Kennedy was fiercely private and guarded about who she let into her sustainable Mexican retreat near the city of Zitacuaro in the conflicted western state of Michoacan. No one was welcome unannounced. Cell phones were turned off and computers were kept in a writing studio. Her companions were her paid help, a staff who treated her like a dear friend, and several beloved — if somewhat fierce — dogs.
Growing in Kennedy’s vast and enchanting garden, remnants — and resurrections — of ancient culture climbed the stone walls. She worked hard to prevent the loss of local ingredients, creating a rolling farm of indigenous herbs and other produce. The growing continued in a vine-filled atrium in the center of her home, a steamy culinary paradise of vanilla, oregano, mint, bananas, and countless local herbs.
“Rebellious activist, an absolute defender of the environment, Diana Kennedy was and continues to be the best example of care for the environment and its biodiversity,” her editor Ana Luisa Anza wrote in a remembrance Sunday. She wrote that years ago Kennedy had set reaching the age of 100 as a goal to conclude her life’s work.
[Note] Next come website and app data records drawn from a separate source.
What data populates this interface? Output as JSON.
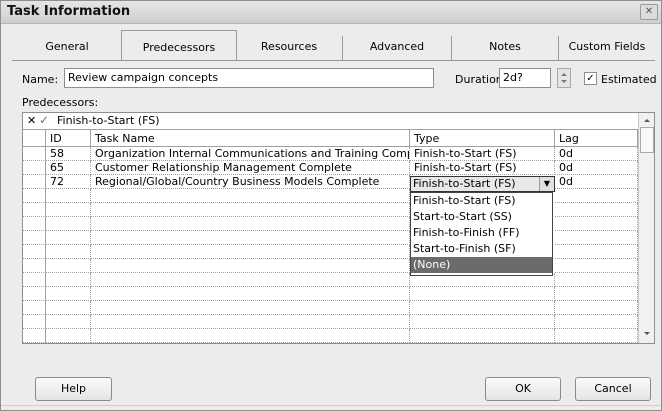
{
  "window": {
    "title": "Task Information",
    "close_glyph": "✕"
  },
  "tabs": [
    {
      "label": "General"
    },
    {
      "label": "Predecessors",
      "active": true
    },
    {
      "label": "Resources"
    },
    {
      "label": "Advanced"
    },
    {
      "label": "Notes"
    },
    {
      "label": "Custom Fields"
    }
  ],
  "form": {
    "name_label": "Name:",
    "name_value": "Review campaign concepts",
    "duration_label": "Duration:",
    "duration_value": "2d?",
    "estimated_label": "Estimated",
    "estimated_checked": true,
    "predecessors_label": "Predecessors:"
  },
  "grid": {
    "entry_value": "Finish-to-Start (FS)",
    "cancel_glyph": "✕",
    "accept_glyph": "✓",
    "columns": [
      "ID",
      "Task Name",
      "Type",
      "Lag"
    ],
    "rows": [
      {
        "id": "58",
        "name": "Organization Internal Communications and Training Complet",
        "type": "Finish-to-Start (FS)",
        "lag": "0d"
      },
      {
        "id": "65",
        "name": "Customer Relationship Management Complete",
        "type": "Finish-to-Start (FS)",
        "lag": "0d"
      },
      {
        "id": "72",
        "name": "Regional/Global/Country Business Models Complete",
        "type": "Finish-to-Start (FS)",
        "lag": "0d"
      }
    ],
    "dropdown_options": [
      {
        "label": "Finish-to-Start (FS)"
      },
      {
        "label": "Start-to-Start (SS)"
      },
      {
        "label": "Finish-to-Finish (FF)"
      },
      {
        "label": "Start-to-Finish (SF)"
      },
      {
        "label": "(None)",
        "highlighted": true
      }
    ]
  },
  "buttons": {
    "help": "Help",
    "ok": "OK",
    "cancel": "Cancel"
  }
}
In 2019, the documentary “Diana Kennedy: Nothing Fancy,” showed a still feisty Kennedy relishing in the production of her garden and driving the bumpy roads of Zitacuaro.
In her later years, Kennedy had said she wanted to slow down, but couldn’t.
“There are so many more recipes out there, handed down mother to daughter that are going to be lost. There are seeds and herbs and roots that could disappear. There is absolutely so much more that needs to be done!” she said.
AP journalist Martha Mendoza contributed.